Finally, George was a man – a masculine man. Known far and wide for his bushy handlebar mustache, red tall-top boots proudly emblazoned with the “walking ‘A’ bar” brand, and colorful wild rags, George looked the part of an authentic cowboy. He could wield a 120-pound anvil as easily as a sack of potatoes and shoe horses all day in the scorching summer sun. His wrist and elbow joints ached from years of pounding abuse, yet his happy cheeks radiated joy with the copper glow of sunrise. Not just a top-notch hand with a horse, George was also a first-class campfire cook. Whether he was cooking beans for two thousand at Men’s Advance, or baking delicious pineapple upside down cakes in a Dutch oven for his family, George could do a lot with a little. In the end, George was a man everyone could love and respect – a true Christian gentleman.
He was preceded in death by his parents: George Alva & Lexie Mavelene Scott; three brothers: Jerry Lee, A.L., and Stanley Dale Scott; and middle daughter: Amy Lynn Jones. He is survived by: his beloved wife of forty-seven years, Charlotte Louise; daughter Lee Merrell of Weatherford, TX, and her husband Josh; son-in-law Landon Jones of Cordell, OK; Lexie Fleet of Owasso, OK, and her husband Andrew; sister Peggy Harris of Cushing, OK; and five grandchildren: Lily, Jorja, and Elijah Merrell of Weatherford, TX, as well as Cooper and Wyatt Jones of Cordell, OK.

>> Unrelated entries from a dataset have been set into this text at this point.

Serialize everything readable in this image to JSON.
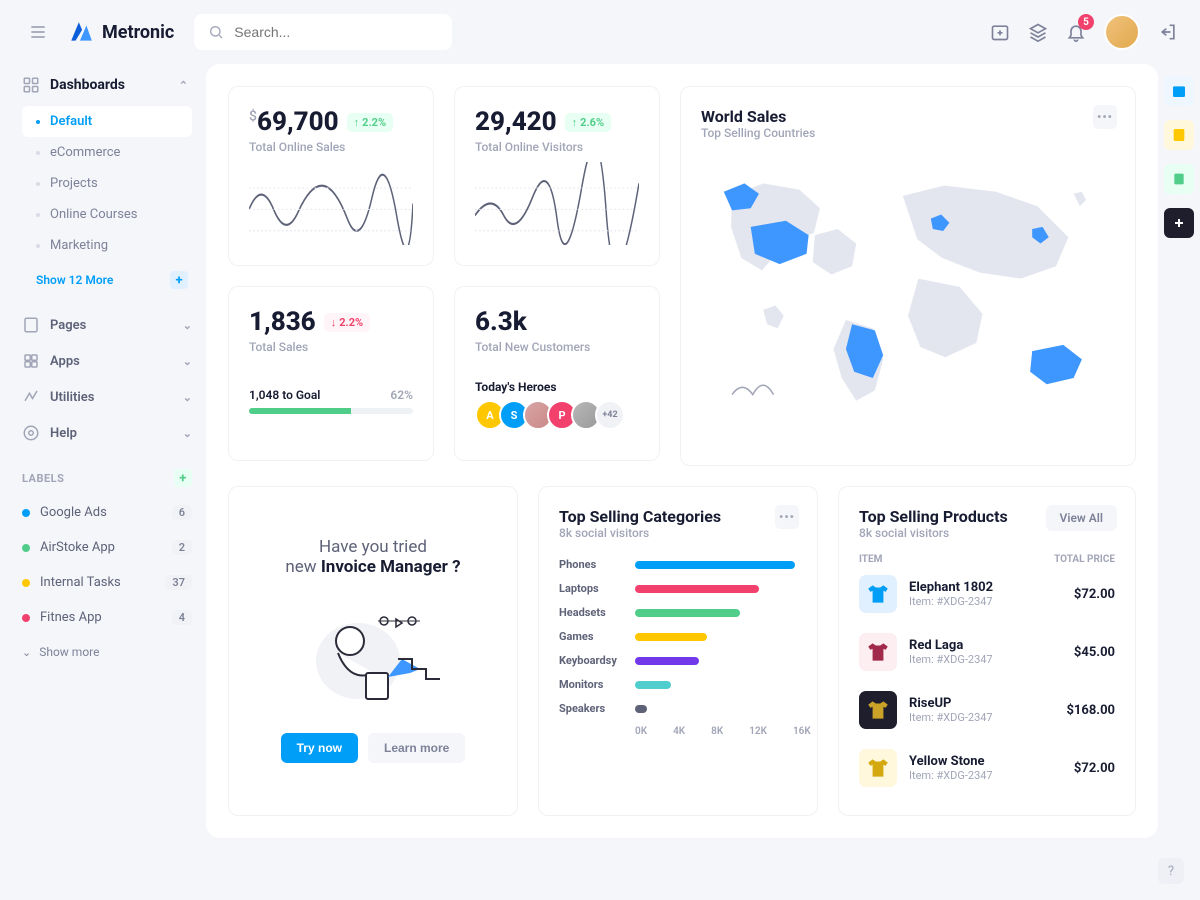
{
  "brand": "Metronic",
  "search": {
    "placeholder": "Search..."
  },
  "topbar": {
    "notifications_count": "5"
  },
  "sidebar": {
    "dashboards_label": "Dashboards",
    "items": [
      "Default",
      "eCommerce",
      "Projects",
      "Online Courses",
      "Marketing"
    ],
    "show_more": "Show 12 More",
    "nav": [
      "Pages",
      "Apps",
      "Utilities",
      "Help"
    ],
    "labels_title": "LABELS",
    "labels": [
      {
        "name": "Google Ads",
        "color": "#009ef7",
        "count": "6"
      },
      {
        "name": "AirStoke App",
        "color": "#50cd89",
        "count": "2"
      },
      {
        "name": "Internal Tasks",
        "color": "#ffc700",
        "count": "37"
      },
      {
        "name": "Fitnes App",
        "color": "#f1416c",
        "count": "4"
      }
    ],
    "show_more_labels": "Show more"
  },
  "kpis": {
    "sales_online": {
      "value": "69,700",
      "change": "2.2%",
      "label": "Total Online Sales"
    },
    "visitors": {
      "value": "29,420",
      "change": "2.6%",
      "label": "Total Online Visitors"
    },
    "total_sales": {
      "value": "1,836",
      "change": "2.2%",
      "label": "Total Sales",
      "goal_text": "1,048 to Goal",
      "goal_pct": "62%"
    },
    "new_customers": {
      "value": "6.3k",
      "label": "Total New Customers",
      "heroes_title": "Today's Heroes",
      "heroes": [
        "A",
        "S",
        "",
        "P",
        ""
      ],
      "heroes_more": "+42"
    }
  },
  "world": {
    "title": "World Sales",
    "subtitle": "Top Selling Countries"
  },
  "promo": {
    "line1": "Have you tried",
    "line2_a": "new ",
    "line2_b": "Invoice Manager ?",
    "try": "Try now",
    "learn": "Learn more"
  },
  "categories": {
    "title": "Top Selling Categories",
    "subtitle": "8k social visitors",
    "axis": [
      "0K",
      "4K",
      "8K",
      "12K",
      "16K"
    ]
  },
  "chart_data": {
    "type": "bar",
    "orientation": "horizontal",
    "categories": [
      "Phones",
      "Laptops",
      "Headsets",
      "Games",
      "Keyboardsy",
      "Monitors",
      "Speakers"
    ],
    "values": [
      15500,
      12000,
      10200,
      7000,
      6200,
      3500,
      1200
    ],
    "colors": [
      "#009ef7",
      "#f1416c",
      "#50cd89",
      "#ffc700",
      "#7239ea",
      "#50cdcd",
      "#5e6278"
    ],
    "xlabel": "",
    "ylabel": "",
    "xlim": [
      0,
      16000
    ],
    "title": "Top Selling Categories"
  },
  "products": {
    "title": "Top Selling Products",
    "subtitle": "8k social visitors",
    "view_all": "View All",
    "head_item": "ITEM",
    "head_price": "TOTAL PRICE",
    "rows": [
      {
        "name": "Elephant 1802",
        "sku": "Item: #XDG-2347",
        "price": "$72.00",
        "bg": "#e1f0ff",
        "fg": "#009ef7"
      },
      {
        "name": "Red Laga",
        "sku": "Item: #XDG-2347",
        "price": "$45.00",
        "bg": "#fdeef2",
        "fg": "#a12a4a"
      },
      {
        "name": "RiseUP",
        "sku": "Item: #XDG-2347",
        "price": "$168.00",
        "bg": "#1e1e2d",
        "fg": "#c9a227"
      },
      {
        "name": "Yellow Stone",
        "sku": "Item: #XDG-2347",
        "price": "$72.00",
        "bg": "#fff8dd",
        "fg": "#d4a90f"
      }
    ]
  }
}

In lieu of flowers, a memorial fund is being set up by Bible Baptist Church for Charlotte. Contributions can be given online at http://stillwaterbbc.org

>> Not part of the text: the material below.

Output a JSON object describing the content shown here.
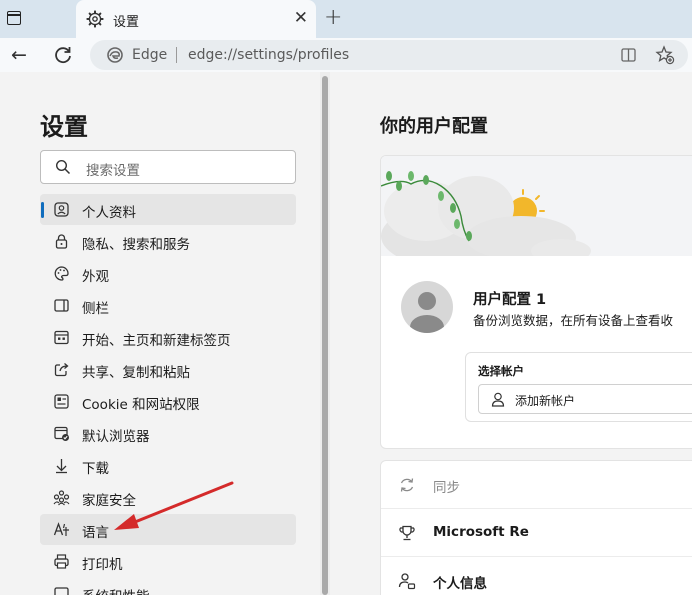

or mailed to Bible Baptist Church, PO Box 1985, Stillwater, OK 74076 marked "Scott.”